Institute, WCTC Part Ways
PEWAUKEE, WI—The relationship between the Institute for Graphics and Imaging (IGI) and the Waukesha County Technical College (WCTC) has apparently ended. The IGI's board voted to end its agreement with the college effective immediately, the Milwaukee Journal Sentinel reported. Tim Burton, who heads the IGI's board of directors, told the paper that it was not known if the institute would be revived elsewhere. During 2009, nearly three-quarters of the 40 scheduled seminars were cancelled due to a lack of attendance.
Cohber Adds Landmark Press
ROCHESTER, NY—Cohber Press, a full-service printing and marketing communications company based here, is the first customer in North America to install the new Kodak NexPress SE3600 digital color production press. Cohber Press' purchase of the NexPress SE3600 enables Cohber to increase volume in both static and variable data printing, while managing its expenses.
PIA Seeks Legislative Relief
WASHINGTON, DC—The Printing Industries of America has formally petitioned the U.S. Consumer Product Safety Commission (CPSC), requesting an extension of the current stay of enforcement for certain testing and certification requirements for children's books and printed materials mandated in the Consumer Product Safety Improvement Act (CPSIA). The CPSC delayed full implementation of the act for one year due to a lack of regulatory and enforcement guidelines.

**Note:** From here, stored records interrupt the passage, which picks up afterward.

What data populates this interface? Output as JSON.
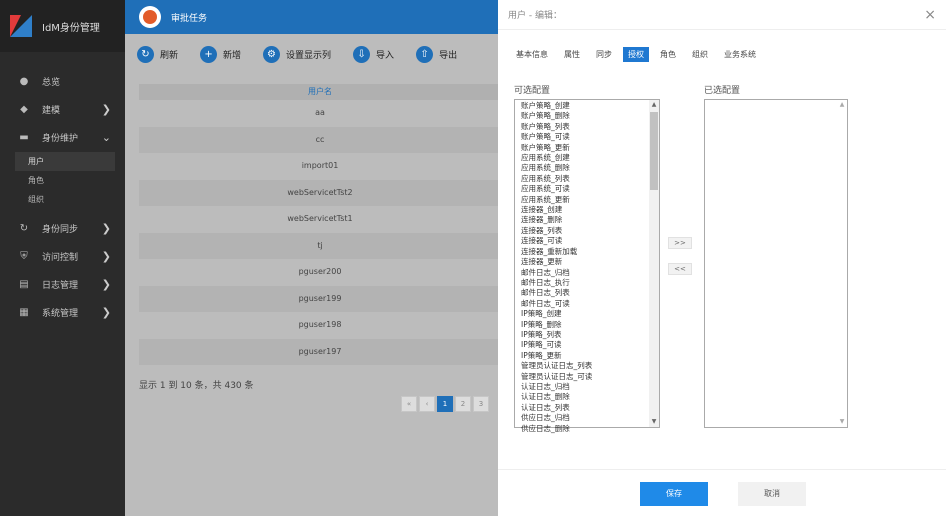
{
  "app": {
    "title": "IdM身份管理"
  },
  "sidebar": {
    "items": [
      {
        "label": "总览",
        "icon": "dashboard-icon",
        "glyph": "●",
        "arrow": ""
      },
      {
        "label": "建模",
        "icon": "cube-icon",
        "glyph": "◆",
        "arrow": "❯"
      },
      {
        "label": "身份维护",
        "icon": "id-card-icon",
        "glyph": "▬",
        "arrow": "⌄"
      }
    ],
    "subitems": [
      "用户",
      "角色",
      "组织"
    ],
    "items2": [
      {
        "label": "身份同步",
        "icon": "sync-icon",
        "glyph": "↻",
        "arrow": "❯"
      },
      {
        "label": "访问控制",
        "icon": "shield-icon",
        "glyph": "⛨",
        "arrow": "❯"
      },
      {
        "label": "日志管理",
        "icon": "log-icon",
        "glyph": "▤",
        "arrow": "❯"
      },
      {
        "label": "系统管理",
        "icon": "settings-icon",
        "glyph": "▦",
        "arrow": "❯"
      }
    ]
  },
  "topbar": {
    "label": "审批任务"
  },
  "toolbar": {
    "buttons": [
      {
        "label": "刷新",
        "glyph": "↻"
      },
      {
        "label": "新增",
        "glyph": "+"
      },
      {
        "label": "设置显示列",
        "glyph": "⚙"
      },
      {
        "label": "导入",
        "glyph": "⇩"
      },
      {
        "label": "导出",
        "glyph": "⇧"
      }
    ]
  },
  "table": {
    "header": "用户名",
    "rows": [
      "aa",
      "cc",
      "import01",
      "webServicetTst2",
      "webServicetTst1",
      "tj",
      "pguser200",
      "pguser199",
      "pguser198",
      "pguser197"
    ]
  },
  "pagination": {
    "info": "显示 1 到 10 条，共 430 条",
    "buttons": [
      "«",
      "‹",
      "1",
      "2",
      "3"
    ]
  },
  "modal": {
    "title": "用户 - 编辑：",
    "close": "×",
    "tabs": [
      "基本信息",
      "属性",
      "同步",
      "授权",
      "角色",
      "组织",
      "业务系统"
    ],
    "active_tab": 3,
    "available_label": "可选配置",
    "selected_label": "已选配置",
    "available_items": [
      "账户策略_创建",
      "账户策略_删除",
      "账户策略_列表",
      "账户策略_可读",
      "账户策略_更新",
      "应用系统_创建",
      "应用系统_删除",
      "应用系统_列表",
      "应用系统_可读",
      "应用系统_更新",
      "连接器_创建",
      "连接器_删除",
      "连接器_列表",
      "连接器_可读",
      "连接器_重新加载",
      "连接器_更新",
      "邮件日志_归档",
      "邮件日志_执行",
      "邮件日志_列表",
      "邮件日志_可读",
      "IP策略_创建",
      "IP策略_删除",
      "IP策略_列表",
      "IP策略_可读",
      "IP策略_更新",
      "管理员认证日志_列表",
      "管理员认证日志_可读",
      "认证日志_归档",
      "认证日志_删除",
      "认证日志_列表",
      "供应日志_归档",
      "供应日志_删除"
    ],
    "move_right": ">>",
    "move_left": "<<",
    "save": "保存",
    "cancel": "取消"
  },
  "colors": {
    "accent": "#1f6fb8",
    "save": "#1f8ae8",
    "sidebar": "#2b2b2b"
  }
}
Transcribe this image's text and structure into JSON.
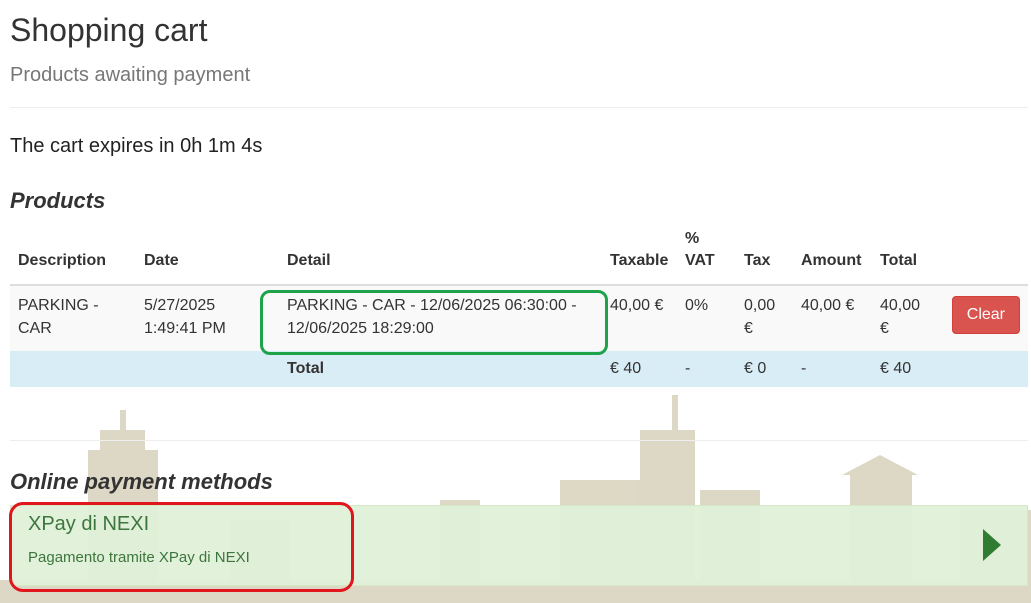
{
  "header": {
    "title": "Shopping cart",
    "subtitle": "Products awaiting payment"
  },
  "cart": {
    "expires_text": "The cart expires in 0h 1m 4s"
  },
  "products": {
    "section_title": "Products",
    "columns": {
      "description": "Description",
      "date": "Date",
      "detail": "Detail",
      "taxable": "Taxable",
      "vat_symbol": "%",
      "vat": "VAT",
      "tax": "Tax",
      "amount": "Amount",
      "total": "Total"
    },
    "rows": [
      {
        "description_line1": "PARKING -",
        "description_line2": "CAR",
        "date_line1": "5/27/2025",
        "date_line2": "1:49:41 PM",
        "detail_line1": "PARKING - CAR - 12/06/2025 06:30:00 -",
        "detail_line2": "12/06/2025 18:29:00",
        "taxable": "40,00 €",
        "vat": "0%",
        "tax_line1": "0,00",
        "tax_line2": "€",
        "amount": "40,00 €",
        "total_line1": "40,00",
        "total_line2": "€",
        "clear_label": "Clear"
      }
    ],
    "totals": {
      "label": "Total",
      "taxable": "€ 40",
      "vat": "-",
      "tax": "€ 0",
      "amount": "-",
      "total": "€ 40"
    }
  },
  "payment": {
    "section_title": "Online payment methods",
    "methods": [
      {
        "name": "XPay di NEXI",
        "description": "Pagamento tramite XPay di NEXI"
      }
    ]
  },
  "colors": {
    "clear_button": "#d9534f",
    "total_row": "#d9edf7",
    "payment_bg": "#dff0d8",
    "payment_text": "#3c763d",
    "highlight_green": "#1fa34a",
    "highlight_red": "#e0161c",
    "skyline": "#c9c2a6"
  },
  "icons": {
    "payment_arrow": "play-arrow-icon"
  }
}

RR Donnelley Gets Extension
CHICAGO—RR Donnelley has reached agreement on a $100 million, multi-year extension with Verizon Wireless. Under the terms of the deal, RR Donnelley will use its proprietary variable digital imaging capabilities to produce, finish and mail consumer and commercial statements. This technology will also be used to produce customer communications associated with the billing statements for Verizon Wireless.
Nahan Printing Trims Rolls
ST. CLOUD, MN—Nahan Printing cut 15 percent of its workforce, the second time it had reduced staff during 2009, according to the St. Cloud Times. The paper said that Nahan had cut 18 jobs, roughly 3 percent of its staff, last March, which would set the new wave of job losses at about 85. The reductions will be effective this month.